Reddit app banned from Play Store for being NSFW
As you know, Reddit is a social news website where users submit content in the form of links or text “self” posts. Other Redditors then vote the content up or down, which determines the position of the post on the site’s front page.
In the Play Store, there are several unofficial applications that use the Reddit API, including Reddit is Fun, Andreddit, BaconReader, and a tablet-specific app called Reddita. However, it now seems that at least one of these apps has entered the crosshairs of Google’s policy enforcement team. A few days ago, the Reddit is Fun Android app (in its two versions, Lite and Pro), was banned from the Play Store, allegedly for breaking Google’s policies on sexually-explicit material.
As anyone who visited the site can tell, Reddit has always promoted an environment of free speech. It has very few rules about what content can be posted on the site, only forbidding private information. This has led to the creation of several subreddits that some perceive as extremely offensive.
Google Ratings guidelines states that pornography is not permitted in Google Play.

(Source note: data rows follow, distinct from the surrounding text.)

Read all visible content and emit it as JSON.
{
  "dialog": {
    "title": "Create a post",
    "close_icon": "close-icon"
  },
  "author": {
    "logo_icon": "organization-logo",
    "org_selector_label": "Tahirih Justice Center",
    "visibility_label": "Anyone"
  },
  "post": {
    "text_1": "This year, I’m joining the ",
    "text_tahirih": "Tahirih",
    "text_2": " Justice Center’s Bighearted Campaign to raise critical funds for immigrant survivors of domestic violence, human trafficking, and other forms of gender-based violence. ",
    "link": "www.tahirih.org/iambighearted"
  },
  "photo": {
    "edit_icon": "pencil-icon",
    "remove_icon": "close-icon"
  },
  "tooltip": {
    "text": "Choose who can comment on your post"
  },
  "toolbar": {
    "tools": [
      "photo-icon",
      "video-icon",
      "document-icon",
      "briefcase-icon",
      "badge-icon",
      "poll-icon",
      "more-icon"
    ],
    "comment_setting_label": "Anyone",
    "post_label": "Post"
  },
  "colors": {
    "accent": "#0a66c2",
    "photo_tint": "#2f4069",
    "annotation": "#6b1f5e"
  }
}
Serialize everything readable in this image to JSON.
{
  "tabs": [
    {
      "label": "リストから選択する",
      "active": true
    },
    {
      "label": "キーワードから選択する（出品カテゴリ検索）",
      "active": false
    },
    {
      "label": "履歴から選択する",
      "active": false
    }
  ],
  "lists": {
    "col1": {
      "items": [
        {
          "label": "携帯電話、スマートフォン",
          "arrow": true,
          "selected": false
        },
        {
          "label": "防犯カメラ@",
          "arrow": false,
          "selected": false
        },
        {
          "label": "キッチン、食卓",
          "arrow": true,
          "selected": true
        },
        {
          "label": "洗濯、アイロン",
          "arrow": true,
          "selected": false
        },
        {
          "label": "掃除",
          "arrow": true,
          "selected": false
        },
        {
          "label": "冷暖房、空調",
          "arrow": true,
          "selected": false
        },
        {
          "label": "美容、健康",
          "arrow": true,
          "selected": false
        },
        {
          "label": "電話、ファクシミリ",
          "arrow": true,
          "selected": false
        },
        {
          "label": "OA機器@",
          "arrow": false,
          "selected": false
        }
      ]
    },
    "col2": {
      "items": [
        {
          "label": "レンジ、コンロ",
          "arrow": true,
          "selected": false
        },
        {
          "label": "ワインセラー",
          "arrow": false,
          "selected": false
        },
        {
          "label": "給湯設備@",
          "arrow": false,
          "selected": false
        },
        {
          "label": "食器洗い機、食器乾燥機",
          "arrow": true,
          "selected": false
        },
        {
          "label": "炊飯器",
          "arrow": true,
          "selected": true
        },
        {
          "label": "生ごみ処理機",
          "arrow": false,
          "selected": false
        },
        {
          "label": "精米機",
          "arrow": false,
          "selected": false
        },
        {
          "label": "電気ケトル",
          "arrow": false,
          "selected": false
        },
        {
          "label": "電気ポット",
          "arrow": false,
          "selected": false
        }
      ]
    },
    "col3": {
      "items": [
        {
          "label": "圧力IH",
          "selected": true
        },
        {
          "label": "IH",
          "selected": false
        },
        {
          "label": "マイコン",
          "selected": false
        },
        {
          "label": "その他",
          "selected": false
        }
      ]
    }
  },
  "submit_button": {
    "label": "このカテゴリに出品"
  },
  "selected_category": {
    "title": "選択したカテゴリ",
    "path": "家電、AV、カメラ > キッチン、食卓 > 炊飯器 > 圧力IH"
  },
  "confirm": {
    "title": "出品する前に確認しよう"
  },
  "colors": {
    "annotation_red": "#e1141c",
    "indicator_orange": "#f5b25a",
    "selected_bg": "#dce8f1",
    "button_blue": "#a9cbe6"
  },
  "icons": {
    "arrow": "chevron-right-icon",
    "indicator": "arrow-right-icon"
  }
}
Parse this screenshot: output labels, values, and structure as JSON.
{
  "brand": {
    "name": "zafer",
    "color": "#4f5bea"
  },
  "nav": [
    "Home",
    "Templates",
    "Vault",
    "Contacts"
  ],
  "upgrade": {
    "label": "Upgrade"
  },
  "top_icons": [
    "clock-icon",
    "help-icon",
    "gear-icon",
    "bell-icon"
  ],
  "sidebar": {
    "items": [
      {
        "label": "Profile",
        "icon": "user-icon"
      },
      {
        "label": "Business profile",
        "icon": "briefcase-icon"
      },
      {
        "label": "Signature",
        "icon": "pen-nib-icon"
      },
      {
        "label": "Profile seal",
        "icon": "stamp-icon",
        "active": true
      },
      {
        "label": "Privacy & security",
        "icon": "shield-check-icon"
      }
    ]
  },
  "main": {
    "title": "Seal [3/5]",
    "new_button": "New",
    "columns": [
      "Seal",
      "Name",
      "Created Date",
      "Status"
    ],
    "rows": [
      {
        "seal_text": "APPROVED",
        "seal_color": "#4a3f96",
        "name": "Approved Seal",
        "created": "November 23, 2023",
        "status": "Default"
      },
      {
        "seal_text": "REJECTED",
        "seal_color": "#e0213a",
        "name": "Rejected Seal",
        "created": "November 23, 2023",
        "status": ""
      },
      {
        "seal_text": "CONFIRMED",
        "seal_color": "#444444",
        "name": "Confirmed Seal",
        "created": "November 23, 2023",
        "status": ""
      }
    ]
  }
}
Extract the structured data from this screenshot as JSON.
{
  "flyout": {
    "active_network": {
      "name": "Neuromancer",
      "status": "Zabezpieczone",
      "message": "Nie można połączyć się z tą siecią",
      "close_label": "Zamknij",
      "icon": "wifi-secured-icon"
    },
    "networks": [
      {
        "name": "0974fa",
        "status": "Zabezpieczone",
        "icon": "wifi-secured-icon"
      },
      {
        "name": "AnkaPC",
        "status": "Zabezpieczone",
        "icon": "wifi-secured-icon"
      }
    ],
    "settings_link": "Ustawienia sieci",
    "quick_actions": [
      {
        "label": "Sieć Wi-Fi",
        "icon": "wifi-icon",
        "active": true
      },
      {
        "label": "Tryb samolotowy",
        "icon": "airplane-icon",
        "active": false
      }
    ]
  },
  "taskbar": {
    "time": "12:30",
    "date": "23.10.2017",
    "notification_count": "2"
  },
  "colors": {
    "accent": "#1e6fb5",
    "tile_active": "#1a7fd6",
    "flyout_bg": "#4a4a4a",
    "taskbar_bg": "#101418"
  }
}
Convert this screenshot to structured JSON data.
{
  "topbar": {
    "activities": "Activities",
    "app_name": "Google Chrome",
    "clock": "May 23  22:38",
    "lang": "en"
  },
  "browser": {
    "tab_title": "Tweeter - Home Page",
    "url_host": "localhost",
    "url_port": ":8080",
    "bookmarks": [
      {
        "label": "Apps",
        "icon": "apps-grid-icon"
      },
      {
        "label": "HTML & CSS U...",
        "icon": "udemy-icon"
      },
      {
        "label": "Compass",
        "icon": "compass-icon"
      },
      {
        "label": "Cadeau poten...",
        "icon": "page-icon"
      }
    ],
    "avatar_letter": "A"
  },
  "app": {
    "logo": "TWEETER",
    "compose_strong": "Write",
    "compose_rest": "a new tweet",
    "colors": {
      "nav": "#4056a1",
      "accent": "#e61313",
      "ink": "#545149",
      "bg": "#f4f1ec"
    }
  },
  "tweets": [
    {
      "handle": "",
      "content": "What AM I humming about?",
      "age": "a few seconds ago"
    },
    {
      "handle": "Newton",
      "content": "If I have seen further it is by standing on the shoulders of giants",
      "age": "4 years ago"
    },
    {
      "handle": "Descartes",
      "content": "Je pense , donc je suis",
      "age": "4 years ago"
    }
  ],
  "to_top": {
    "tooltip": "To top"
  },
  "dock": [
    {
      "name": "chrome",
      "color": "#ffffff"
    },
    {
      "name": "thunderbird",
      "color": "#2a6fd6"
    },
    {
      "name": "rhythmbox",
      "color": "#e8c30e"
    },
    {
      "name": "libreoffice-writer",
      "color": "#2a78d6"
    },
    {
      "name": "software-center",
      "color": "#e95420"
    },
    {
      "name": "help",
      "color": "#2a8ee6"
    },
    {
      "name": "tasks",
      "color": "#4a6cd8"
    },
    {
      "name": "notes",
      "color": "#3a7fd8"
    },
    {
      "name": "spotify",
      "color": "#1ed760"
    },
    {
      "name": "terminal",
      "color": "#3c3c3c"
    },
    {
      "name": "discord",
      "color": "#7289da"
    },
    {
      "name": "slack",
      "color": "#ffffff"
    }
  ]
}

Apps that include suggestive or sexual references must be rated “Medium maturity” or “High maturity.” Apps that focus on suggestive or sexual references must be rated “High maturity.” It might have been a series of unfortunate events leading to the ban of Reddit is Fun, especially considering that no other similar Reddit apps were banned so far. The wrong rating or NSFW links available from the app without proper moderation are most likely the cause of this misunderstanding.
The most likely solution would be to cut access to NSFW subreddits by default. The creator of the app is awaiting an official reply from Google as to the reasons this app was pulled from the Play Store. Hopefully, this will be cleared up soon and mobile redditors can continue to enjoy this app. You can follow any updates on this situation at http://www.reddit.com/r/Android/comments/r3dhg/reddit_is_fun_banned_for_sexually_explicit/ (which is, ironically, a Reddit link)